Newly formed Calistoga Pharmaceuticals brought in $21 million in first-round funding to advance a drug development program licensed last summer from the former ICOS Corp., before its recent buyout by Eli Lilly and Co.
Privately held Calistoga, of Seattle, is focusing on therapies for oncology and inflammation. It's initially targeting p110 delta, a PI3 kinase isoform, and its portfolio includes advanced preclinical drug candidates against that target to be progressed into clinical trials with this venture capital over the next 18 months.
"These were endowed with a lot more information than one typically sees in compounds at this stage, in terms of knowing what one needs about oral bioavailability and lack of off-target interactions," said Calistoga President Mike Gallatin. "All of that was pretty well baked."
Echoing those thoughts, Chairman James Topper said the assets include "quite an extensive set of chemistry, know-how, expertise and intellectual property," noting that work has been under way to characterize the best of these molecules to advance through an investigational new drug application. "We think that there are multiple IND candidates in this series of compounds, and we are delineating which are the most attractive to us now."
Their excitement stems from the growing potential envisioned for PI3 kinases as a class, which Gallatin said "are very important in controlling a variety of cellular processes" related to growth, proliferation and immune activation. In addition, he said lipid kinases "are wired downstream" from various growth factor receptors and antigen-specific receptors in the immune system, and p110 delta is "pretty central" to cancer cell survival in a restricted pattern of expression.
"They represent, in my view, sort of a sweet spot for being central enough that if you hit the PI3 kinase class, you're going to have an impact," Gallatin said, though the p110 delta inhibitors aren't so central "that you have untoward target-driven toxicities." In contrast, the more widely studied p110 alpha has an impact on cancer cell survival but also on insulin signaling.
The p110 delta inhibitors selectively impact B-lymphocytes and mast cells. So as targeted therapies for cancer, they are likely to find use in hematological malignancies such as acute myelogenous leukemia, lymphomas and myelodysplastic syndrome, and in asthma and rheumatoid arthritis among inflammatory diseases.
Calistoga isn't expected to grow too large in advancing these compounds, farming out chemistry and other work to progress them to proof of concept in both areas. And down the road, after hitting those objectives, the company could opt to raise additional funding for further development, sell its assets or broaden its focus into other platforms to advance the business.
Both Gallatin and Topper came to the p110 delta inhibitors as investors for Seattle-based Frazier Healthcare Ventures, which negotiated an exclusive, worldwide license in the middle of last year and completed a term sheet with ICOS just before Lilly's $2.1 billion acquisition in the fall.

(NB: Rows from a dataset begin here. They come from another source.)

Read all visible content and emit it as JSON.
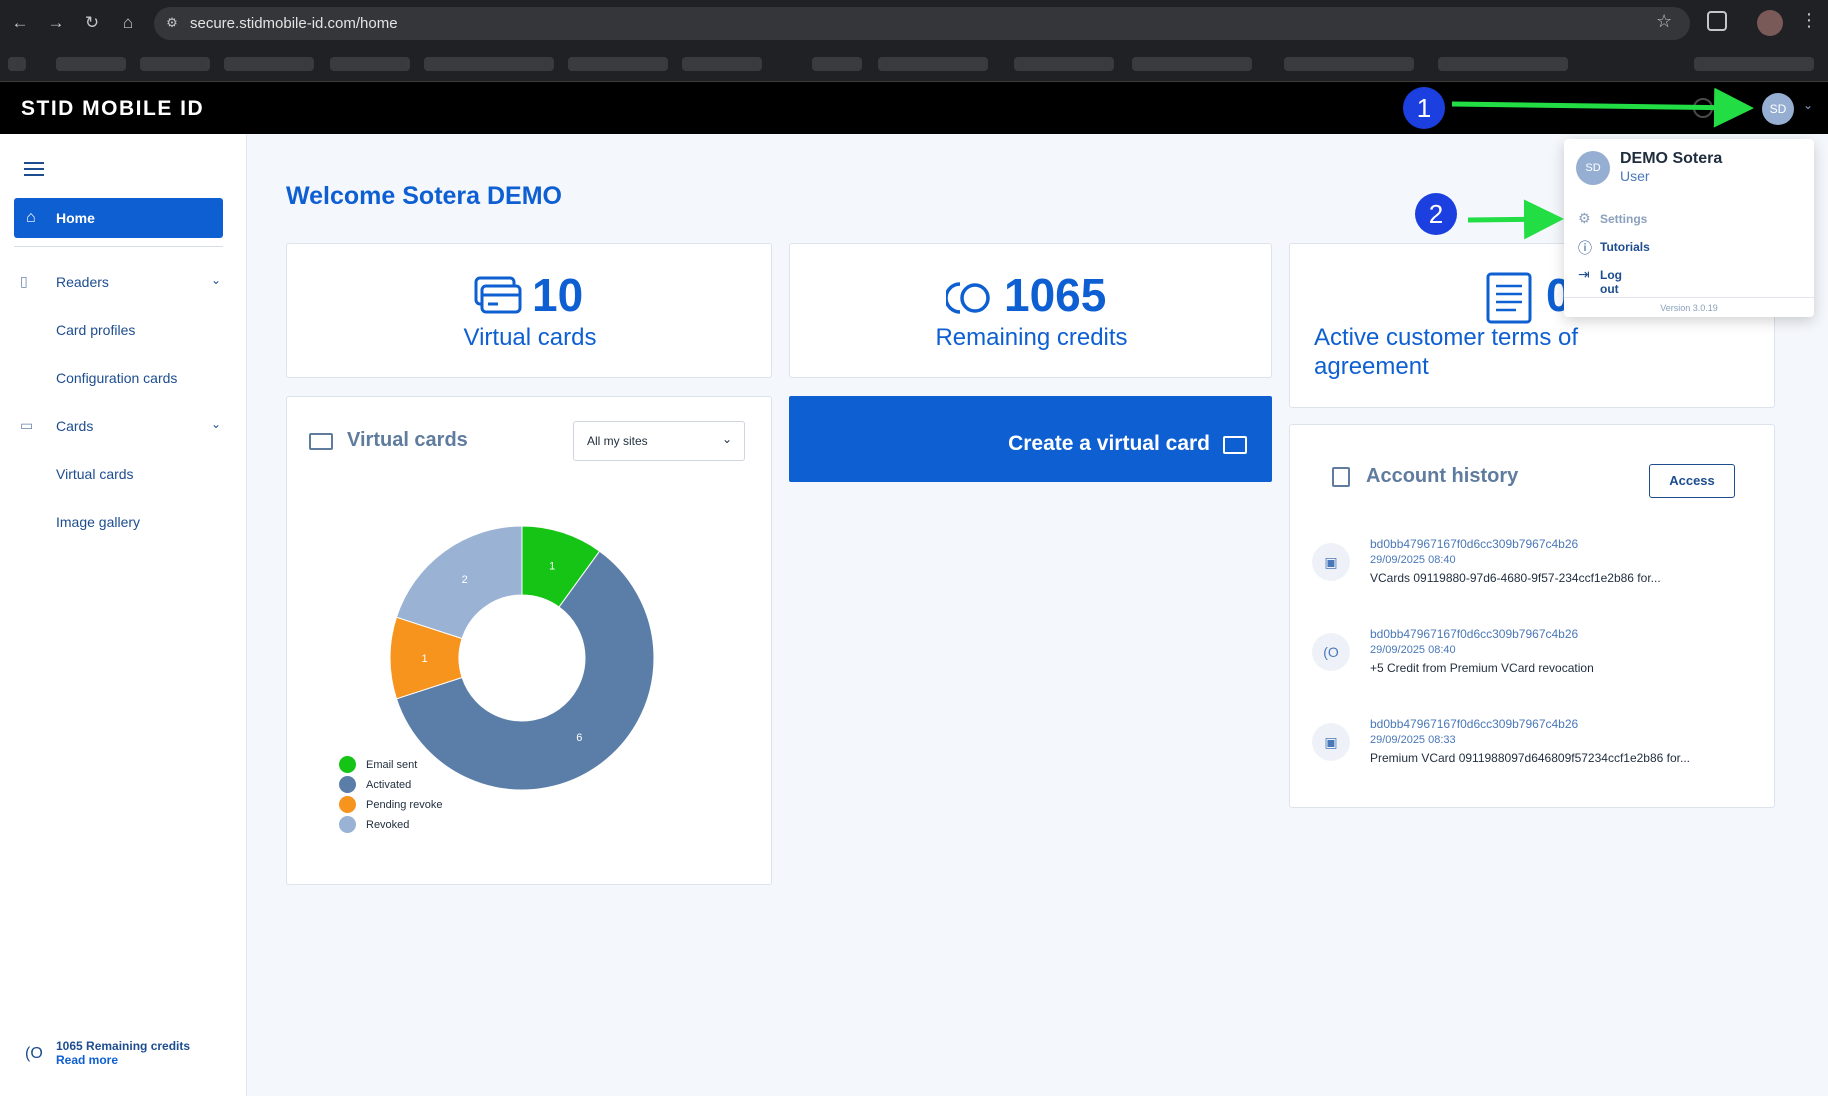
{
  "browser": {
    "url": "secure.stidmobile-id.com/home"
  },
  "header": {
    "logo": "STID MOBILE ID",
    "avatar_initials": "SD"
  },
  "sidebar": {
    "home": "Home",
    "readers": "Readers",
    "card_profiles": "Card profiles",
    "configuration_cards": "Configuration cards",
    "cards": "Cards",
    "virtual_cards": "Virtual cards",
    "image_gallery": "Image gallery",
    "footer_credits": "1065 Remaining credits",
    "footer_link": "Read more"
  },
  "main": {
    "welcome": "Welcome Sotera DEMO",
    "stats": [
      {
        "value": "10",
        "label": "Virtual cards"
      },
      {
        "value": "1065",
        "label": "Remaining credits"
      },
      {
        "value": "0",
        "label_line1": "Active customer terms of",
        "label_line2": "agreement"
      }
    ],
    "virtual_cards_panel": {
      "title": "Virtual cards",
      "site_filter": "All my sites"
    },
    "create_button": "Create a virtual card",
    "account_history": {
      "title": "Account history",
      "access_button": "Access",
      "items": [
        {
          "id": "bd0bb47967167f0d6cc309b7967c4b26",
          "date": "29/09/2025 08:40",
          "desc": "VCards 09119880-97d6-4680-9f57-234ccf1e2b86 for..."
        },
        {
          "id": "bd0bb47967167f0d6cc309b7967c4b26",
          "date": "29/09/2025 08:40",
          "desc": "+5 Credit from Premium VCard revocation"
        },
        {
          "id": "bd0bb47967167f0d6cc309b7967c4b26",
          "date": "29/09/2025 08:33",
          "desc": "Premium VCard 0911988097d646809f57234ccf1e2b86 for..."
        }
      ]
    }
  },
  "chart_data": {
    "type": "pie",
    "subtype": "donut",
    "categories": [
      "Email sent",
      "Activated",
      "Pending revoke",
      "Revoked"
    ],
    "values": [
      1,
      6,
      1,
      2
    ],
    "colors": [
      "#16c416",
      "#5b7ea8",
      "#f7941d",
      "#9ab3d5"
    ],
    "legend_position": "bottom-left"
  },
  "user_menu": {
    "name": "DEMO Sotera",
    "role": "User",
    "initials": "SD",
    "items": [
      "Settings",
      "Tutorials",
      "Log out"
    ],
    "version": "Version 3.0.19"
  },
  "annotations": {
    "badge1": "1",
    "badge2": "2",
    "arrow_color": "#22dd44"
  }
}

The Indianapolis company's purchase was due largely to its co-marketing arrangement with Seattle-based ICOS for Cialis (tadalafil), a PDE5 inhibitor that's sold for erectile dysfunction and is being studied in other indications. (See BioWorld Today, Oct. 18, 2006.)
Gallatin, an ICOS alum, is being joined on Calistoga's founding management team by Neill Giese, its chief scientific officer, and Roger Ulrich, its chief development officer. Both most recently served as consultants for Frazier's due-diligence work before striking the licensing arrangement in exchange for an equity stake in Calistoga, plus milestone and royalty payments down the road.
Frazier, which has incubated Calistoga to date, led the Series A round. Additional investors included Alta Partners, of San Francisco; Three Arch Partners, of Portola Valley, Calif.; and Amgen Ventures, part of Thousand Oaks, Calif.-based Amgen Inc. Calistoga's board includes Alan Frazier of Frazier, Alta's Ed Hurwitz and Rich Lin at Three Arch.